%%

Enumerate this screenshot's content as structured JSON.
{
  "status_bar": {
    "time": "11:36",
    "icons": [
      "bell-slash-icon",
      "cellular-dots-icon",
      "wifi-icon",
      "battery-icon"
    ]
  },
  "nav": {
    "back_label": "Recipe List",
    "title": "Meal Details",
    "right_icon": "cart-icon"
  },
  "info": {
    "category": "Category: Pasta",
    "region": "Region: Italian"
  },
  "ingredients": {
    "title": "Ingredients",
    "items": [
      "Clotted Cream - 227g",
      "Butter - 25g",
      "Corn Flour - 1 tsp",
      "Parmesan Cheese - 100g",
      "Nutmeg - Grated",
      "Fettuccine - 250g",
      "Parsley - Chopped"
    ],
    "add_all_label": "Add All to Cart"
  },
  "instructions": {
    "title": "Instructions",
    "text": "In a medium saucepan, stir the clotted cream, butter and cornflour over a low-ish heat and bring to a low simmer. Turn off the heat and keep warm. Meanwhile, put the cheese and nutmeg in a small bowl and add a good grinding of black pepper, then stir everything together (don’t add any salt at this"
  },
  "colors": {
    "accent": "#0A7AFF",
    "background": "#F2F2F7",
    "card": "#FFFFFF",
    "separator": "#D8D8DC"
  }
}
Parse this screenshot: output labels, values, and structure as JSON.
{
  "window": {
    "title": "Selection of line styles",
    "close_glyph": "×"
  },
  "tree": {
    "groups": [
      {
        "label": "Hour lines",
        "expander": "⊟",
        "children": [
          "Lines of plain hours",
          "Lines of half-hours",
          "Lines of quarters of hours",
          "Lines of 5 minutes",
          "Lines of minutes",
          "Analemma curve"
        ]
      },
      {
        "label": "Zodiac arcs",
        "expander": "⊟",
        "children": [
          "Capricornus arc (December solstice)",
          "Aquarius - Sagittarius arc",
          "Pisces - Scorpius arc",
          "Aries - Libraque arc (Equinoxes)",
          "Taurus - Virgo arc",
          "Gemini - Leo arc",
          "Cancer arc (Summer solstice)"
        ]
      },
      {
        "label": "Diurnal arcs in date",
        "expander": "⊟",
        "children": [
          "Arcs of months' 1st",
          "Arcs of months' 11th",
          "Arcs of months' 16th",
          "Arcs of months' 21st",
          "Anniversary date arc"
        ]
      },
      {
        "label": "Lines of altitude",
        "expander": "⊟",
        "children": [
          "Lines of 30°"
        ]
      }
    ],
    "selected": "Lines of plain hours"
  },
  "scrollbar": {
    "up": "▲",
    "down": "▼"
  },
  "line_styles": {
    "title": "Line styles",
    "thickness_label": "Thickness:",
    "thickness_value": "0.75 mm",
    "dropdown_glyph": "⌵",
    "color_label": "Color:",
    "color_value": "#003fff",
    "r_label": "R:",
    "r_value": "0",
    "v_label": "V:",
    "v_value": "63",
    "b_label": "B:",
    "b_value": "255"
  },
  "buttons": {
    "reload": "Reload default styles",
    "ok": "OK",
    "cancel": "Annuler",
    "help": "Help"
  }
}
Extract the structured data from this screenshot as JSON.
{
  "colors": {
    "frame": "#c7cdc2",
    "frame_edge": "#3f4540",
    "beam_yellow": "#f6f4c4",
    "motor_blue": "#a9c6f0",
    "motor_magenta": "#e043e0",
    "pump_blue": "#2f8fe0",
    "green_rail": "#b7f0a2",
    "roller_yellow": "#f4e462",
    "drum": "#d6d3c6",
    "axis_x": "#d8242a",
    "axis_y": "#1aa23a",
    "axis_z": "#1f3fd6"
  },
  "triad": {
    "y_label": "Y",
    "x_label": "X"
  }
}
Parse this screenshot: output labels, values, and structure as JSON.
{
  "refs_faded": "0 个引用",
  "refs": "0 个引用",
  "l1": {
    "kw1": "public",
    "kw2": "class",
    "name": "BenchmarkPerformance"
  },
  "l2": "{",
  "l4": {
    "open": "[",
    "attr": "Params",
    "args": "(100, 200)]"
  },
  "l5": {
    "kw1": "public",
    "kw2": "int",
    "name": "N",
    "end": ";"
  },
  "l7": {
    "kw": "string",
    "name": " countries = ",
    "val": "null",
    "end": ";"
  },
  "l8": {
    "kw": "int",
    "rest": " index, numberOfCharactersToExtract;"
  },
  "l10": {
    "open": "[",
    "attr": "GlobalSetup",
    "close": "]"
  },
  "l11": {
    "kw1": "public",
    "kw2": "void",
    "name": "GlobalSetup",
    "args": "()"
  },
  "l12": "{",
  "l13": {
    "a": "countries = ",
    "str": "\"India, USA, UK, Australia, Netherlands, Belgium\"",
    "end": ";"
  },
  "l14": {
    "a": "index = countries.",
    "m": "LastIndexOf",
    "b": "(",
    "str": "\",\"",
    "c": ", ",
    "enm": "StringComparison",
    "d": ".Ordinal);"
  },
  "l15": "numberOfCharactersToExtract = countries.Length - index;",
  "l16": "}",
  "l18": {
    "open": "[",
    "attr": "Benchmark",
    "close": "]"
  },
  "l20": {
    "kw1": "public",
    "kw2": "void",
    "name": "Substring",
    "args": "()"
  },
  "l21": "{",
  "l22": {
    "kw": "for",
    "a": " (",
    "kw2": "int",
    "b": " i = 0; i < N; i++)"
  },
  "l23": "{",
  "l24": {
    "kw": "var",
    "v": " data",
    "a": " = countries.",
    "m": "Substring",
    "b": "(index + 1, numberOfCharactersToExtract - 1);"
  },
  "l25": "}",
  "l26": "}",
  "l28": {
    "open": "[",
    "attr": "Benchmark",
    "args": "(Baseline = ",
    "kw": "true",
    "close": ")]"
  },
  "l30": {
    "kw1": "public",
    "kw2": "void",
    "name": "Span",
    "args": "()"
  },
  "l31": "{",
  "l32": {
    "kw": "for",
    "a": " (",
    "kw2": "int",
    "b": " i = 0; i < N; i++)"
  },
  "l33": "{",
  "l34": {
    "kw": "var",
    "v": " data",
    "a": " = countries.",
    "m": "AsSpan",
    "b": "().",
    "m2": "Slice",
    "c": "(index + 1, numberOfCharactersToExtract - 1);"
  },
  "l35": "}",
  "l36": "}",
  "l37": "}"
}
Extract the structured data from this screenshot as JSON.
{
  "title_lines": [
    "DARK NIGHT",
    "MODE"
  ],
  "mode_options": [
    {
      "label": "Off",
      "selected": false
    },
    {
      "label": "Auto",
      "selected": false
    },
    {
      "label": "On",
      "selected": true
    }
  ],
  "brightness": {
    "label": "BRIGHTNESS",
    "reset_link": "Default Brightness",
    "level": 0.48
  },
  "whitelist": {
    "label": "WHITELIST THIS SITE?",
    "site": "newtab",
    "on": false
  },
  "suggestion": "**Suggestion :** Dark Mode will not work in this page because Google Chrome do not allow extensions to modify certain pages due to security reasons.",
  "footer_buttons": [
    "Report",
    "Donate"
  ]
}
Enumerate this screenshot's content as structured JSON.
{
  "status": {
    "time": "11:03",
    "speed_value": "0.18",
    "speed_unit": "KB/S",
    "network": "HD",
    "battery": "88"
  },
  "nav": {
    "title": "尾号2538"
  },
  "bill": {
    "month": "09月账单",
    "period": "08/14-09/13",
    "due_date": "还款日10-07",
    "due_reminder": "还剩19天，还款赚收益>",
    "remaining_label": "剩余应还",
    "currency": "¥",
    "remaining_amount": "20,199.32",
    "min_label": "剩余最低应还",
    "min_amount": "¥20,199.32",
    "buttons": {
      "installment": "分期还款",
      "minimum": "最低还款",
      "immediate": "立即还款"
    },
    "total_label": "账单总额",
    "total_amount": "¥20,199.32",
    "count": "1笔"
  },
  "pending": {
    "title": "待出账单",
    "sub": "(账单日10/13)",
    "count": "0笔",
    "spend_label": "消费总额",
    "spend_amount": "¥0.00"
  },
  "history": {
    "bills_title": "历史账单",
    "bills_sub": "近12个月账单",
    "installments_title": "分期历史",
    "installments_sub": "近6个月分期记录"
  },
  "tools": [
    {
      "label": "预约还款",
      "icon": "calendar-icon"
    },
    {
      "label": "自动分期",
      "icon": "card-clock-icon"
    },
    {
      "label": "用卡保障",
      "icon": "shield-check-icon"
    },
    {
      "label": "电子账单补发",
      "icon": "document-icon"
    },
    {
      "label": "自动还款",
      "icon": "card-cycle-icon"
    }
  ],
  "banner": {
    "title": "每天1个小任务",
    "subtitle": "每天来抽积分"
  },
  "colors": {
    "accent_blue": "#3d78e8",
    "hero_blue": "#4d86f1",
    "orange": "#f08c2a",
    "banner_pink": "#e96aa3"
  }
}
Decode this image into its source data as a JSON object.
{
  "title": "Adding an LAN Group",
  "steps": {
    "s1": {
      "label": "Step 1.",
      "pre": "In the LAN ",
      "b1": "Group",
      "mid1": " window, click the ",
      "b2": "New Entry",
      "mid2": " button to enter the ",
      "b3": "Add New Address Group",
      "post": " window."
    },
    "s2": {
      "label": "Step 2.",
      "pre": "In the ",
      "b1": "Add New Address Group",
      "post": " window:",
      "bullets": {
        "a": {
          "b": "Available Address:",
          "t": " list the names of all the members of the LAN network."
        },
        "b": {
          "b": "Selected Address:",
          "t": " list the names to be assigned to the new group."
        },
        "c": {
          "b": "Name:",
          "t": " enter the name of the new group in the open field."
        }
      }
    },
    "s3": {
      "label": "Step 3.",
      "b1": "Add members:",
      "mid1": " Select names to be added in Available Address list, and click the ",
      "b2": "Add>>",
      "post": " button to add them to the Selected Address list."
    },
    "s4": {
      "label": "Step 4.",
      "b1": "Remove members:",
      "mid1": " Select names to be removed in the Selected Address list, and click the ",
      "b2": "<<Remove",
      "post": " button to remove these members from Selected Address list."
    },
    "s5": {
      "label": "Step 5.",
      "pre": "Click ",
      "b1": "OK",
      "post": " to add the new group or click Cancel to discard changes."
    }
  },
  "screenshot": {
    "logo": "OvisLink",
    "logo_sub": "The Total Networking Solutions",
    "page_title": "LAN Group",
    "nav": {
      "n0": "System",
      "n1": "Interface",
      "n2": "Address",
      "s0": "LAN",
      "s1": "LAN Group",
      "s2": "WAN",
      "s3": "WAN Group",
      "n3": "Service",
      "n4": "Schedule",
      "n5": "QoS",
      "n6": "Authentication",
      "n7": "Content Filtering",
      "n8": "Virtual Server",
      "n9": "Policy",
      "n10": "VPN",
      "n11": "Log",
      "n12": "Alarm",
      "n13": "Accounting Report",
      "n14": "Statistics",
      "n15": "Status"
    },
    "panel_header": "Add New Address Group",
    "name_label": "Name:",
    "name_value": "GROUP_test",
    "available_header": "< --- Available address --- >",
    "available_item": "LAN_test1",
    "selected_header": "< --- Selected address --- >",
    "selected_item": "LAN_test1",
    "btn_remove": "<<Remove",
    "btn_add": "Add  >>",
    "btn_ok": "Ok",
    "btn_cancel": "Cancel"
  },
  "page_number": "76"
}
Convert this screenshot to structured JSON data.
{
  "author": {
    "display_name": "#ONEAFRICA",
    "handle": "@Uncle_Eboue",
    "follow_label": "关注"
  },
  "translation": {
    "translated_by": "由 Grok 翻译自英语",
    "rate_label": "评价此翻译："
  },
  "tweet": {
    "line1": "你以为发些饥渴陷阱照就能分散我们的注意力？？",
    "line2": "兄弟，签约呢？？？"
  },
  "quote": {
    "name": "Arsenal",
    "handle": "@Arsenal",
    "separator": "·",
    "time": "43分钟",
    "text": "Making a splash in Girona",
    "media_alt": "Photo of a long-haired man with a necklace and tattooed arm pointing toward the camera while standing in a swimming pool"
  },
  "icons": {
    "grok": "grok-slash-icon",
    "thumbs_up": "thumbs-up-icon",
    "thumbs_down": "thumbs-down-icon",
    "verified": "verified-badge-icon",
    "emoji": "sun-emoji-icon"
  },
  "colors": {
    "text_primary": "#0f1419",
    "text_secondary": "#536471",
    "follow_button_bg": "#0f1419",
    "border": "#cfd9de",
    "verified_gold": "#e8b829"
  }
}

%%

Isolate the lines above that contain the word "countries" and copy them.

    "name": " countries = ",
    "a": "countries = ",
    "a": "index = countries.",
  "l15": "numberOfCharactersToExtract = countries.Length - index;",
    "a": " = countries.",
    "a": " = countries.",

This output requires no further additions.